• WHAT THIS TASK INVOLVES: Pull every line that includes the word "Windows" from the data.

┄┄┄┄┄┄┄┄┄┄┄┄┄┄┄┄┄┄┄┄

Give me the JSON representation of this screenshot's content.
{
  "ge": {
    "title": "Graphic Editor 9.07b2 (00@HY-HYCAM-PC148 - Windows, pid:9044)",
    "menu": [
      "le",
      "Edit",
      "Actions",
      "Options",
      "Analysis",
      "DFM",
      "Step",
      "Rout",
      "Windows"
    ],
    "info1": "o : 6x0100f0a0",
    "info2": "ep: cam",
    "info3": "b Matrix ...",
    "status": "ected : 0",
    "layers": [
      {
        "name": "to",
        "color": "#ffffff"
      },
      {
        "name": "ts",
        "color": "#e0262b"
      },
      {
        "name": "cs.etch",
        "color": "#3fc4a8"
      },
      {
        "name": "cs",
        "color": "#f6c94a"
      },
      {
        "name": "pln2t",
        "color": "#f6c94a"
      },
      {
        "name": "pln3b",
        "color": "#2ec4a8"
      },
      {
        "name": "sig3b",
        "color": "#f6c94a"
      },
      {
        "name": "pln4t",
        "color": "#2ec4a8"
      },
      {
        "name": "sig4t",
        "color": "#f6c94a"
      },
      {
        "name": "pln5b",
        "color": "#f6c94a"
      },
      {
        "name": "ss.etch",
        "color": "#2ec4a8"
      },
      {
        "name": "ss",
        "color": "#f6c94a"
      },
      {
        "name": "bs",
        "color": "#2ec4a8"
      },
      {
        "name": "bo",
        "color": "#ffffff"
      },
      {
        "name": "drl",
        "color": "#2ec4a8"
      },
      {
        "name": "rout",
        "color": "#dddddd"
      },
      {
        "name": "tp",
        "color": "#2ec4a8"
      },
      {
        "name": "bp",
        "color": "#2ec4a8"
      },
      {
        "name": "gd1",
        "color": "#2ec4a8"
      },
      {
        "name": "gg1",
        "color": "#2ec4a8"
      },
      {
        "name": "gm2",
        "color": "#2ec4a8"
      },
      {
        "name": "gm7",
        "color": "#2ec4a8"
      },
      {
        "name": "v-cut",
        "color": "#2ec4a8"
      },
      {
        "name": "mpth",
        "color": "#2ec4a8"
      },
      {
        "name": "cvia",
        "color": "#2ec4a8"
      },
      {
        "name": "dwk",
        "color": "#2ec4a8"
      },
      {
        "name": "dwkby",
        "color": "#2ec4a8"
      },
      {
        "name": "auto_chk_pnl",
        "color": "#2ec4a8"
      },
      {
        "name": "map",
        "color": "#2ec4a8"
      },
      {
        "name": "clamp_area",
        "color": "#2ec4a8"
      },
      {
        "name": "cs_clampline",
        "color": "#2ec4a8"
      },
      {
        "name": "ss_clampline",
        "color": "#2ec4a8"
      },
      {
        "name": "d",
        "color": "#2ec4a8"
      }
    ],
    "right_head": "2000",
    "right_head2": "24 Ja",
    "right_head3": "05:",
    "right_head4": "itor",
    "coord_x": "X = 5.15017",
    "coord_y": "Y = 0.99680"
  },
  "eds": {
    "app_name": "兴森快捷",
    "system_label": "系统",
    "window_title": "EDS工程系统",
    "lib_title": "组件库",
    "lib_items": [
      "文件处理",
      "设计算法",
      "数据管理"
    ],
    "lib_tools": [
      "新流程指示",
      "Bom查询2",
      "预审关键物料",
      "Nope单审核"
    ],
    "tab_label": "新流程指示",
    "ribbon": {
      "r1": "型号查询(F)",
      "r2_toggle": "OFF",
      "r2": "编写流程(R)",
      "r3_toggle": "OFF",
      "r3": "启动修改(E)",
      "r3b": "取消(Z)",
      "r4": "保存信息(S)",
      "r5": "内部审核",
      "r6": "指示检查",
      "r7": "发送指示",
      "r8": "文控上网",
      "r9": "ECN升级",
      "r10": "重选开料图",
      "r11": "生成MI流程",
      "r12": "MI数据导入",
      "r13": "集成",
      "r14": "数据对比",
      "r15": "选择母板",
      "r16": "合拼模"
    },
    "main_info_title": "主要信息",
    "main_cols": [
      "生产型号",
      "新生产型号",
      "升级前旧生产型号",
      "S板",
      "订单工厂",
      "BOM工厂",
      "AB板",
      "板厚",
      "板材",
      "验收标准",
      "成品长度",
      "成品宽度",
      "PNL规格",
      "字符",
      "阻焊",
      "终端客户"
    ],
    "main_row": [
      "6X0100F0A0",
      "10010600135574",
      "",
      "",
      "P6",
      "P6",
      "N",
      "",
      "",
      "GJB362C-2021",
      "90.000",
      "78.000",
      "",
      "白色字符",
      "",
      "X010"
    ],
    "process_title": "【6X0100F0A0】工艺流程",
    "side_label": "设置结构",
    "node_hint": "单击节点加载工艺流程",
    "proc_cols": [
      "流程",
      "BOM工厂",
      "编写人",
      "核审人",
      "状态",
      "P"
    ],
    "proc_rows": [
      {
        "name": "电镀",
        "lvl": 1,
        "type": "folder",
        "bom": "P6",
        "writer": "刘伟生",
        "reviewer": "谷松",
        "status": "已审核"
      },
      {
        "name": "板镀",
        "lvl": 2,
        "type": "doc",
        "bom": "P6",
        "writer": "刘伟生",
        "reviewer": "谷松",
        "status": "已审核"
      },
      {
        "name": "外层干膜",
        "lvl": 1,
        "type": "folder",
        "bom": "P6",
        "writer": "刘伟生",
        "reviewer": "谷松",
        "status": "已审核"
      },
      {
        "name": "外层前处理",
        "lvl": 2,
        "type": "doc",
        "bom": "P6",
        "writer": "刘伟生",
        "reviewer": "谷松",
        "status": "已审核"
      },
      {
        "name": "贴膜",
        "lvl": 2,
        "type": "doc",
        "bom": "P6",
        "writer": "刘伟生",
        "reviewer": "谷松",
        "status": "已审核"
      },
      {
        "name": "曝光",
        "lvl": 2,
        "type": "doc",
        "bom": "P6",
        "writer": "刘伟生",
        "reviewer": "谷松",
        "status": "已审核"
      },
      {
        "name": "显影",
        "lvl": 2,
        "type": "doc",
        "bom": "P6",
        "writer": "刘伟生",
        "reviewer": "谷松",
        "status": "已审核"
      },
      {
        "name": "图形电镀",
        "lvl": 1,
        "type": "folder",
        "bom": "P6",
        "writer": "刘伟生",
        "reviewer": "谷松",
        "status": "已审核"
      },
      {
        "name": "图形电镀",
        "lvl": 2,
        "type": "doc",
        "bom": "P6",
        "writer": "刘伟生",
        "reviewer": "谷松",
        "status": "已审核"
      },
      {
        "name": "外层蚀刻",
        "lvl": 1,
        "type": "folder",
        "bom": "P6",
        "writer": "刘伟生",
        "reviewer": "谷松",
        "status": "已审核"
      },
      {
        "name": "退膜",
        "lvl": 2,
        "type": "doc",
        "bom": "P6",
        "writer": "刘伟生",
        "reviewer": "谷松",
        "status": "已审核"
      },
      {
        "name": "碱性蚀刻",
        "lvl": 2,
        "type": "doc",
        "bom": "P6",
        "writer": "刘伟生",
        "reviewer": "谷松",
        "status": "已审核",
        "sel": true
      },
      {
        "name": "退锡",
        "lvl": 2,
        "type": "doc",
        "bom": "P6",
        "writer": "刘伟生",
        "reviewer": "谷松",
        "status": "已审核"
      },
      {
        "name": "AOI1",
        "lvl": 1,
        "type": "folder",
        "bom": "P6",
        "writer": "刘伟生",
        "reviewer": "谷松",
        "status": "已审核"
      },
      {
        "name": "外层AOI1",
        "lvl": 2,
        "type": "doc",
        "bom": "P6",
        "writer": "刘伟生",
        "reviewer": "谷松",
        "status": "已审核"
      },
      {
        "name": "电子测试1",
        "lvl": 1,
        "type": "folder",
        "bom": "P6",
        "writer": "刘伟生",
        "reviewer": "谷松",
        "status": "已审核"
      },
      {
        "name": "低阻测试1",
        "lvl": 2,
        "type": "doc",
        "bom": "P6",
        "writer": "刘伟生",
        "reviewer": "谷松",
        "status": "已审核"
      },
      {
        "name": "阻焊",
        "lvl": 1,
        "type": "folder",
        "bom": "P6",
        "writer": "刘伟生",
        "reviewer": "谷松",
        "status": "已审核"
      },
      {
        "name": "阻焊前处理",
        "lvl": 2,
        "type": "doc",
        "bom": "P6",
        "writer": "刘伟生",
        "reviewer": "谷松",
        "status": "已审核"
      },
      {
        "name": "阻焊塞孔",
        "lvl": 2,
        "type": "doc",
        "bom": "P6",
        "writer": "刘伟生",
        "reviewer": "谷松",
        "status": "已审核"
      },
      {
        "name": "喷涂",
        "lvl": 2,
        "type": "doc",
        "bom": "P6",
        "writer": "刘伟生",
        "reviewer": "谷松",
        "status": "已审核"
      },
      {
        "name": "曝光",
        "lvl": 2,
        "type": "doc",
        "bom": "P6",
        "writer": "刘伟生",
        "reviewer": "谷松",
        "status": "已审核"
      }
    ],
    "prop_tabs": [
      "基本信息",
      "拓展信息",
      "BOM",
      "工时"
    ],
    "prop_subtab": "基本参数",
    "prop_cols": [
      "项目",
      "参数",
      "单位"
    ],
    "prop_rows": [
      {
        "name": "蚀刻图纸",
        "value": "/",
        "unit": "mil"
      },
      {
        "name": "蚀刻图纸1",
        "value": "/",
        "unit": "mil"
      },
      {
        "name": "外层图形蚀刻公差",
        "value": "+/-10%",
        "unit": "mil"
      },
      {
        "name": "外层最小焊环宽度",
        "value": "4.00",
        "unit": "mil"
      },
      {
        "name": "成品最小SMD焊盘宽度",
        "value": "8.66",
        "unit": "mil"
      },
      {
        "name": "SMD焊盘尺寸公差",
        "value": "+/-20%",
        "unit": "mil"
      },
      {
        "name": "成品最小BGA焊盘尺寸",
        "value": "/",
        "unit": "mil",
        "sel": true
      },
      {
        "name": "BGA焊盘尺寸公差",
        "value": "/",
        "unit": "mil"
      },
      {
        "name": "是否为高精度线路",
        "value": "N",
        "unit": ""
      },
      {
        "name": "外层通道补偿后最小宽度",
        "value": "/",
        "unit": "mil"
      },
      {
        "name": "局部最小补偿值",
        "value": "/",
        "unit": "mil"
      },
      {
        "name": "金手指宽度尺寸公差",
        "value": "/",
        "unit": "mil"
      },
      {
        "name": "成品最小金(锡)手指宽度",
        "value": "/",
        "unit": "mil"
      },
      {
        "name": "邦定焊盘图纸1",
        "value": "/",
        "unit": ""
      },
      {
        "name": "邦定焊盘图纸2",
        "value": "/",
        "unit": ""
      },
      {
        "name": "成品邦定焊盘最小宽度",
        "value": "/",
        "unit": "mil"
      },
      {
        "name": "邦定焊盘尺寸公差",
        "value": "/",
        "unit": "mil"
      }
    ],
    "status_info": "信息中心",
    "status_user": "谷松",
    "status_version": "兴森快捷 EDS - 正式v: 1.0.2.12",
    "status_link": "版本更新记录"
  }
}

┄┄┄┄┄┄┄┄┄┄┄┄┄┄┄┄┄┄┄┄

• SOLUTION TO THE PROBLEM:
    "title": "Graphic Editor 9.07b2 (00@HY-HYCAM-PC148 - Windows, pid:9044)",
      "Windows"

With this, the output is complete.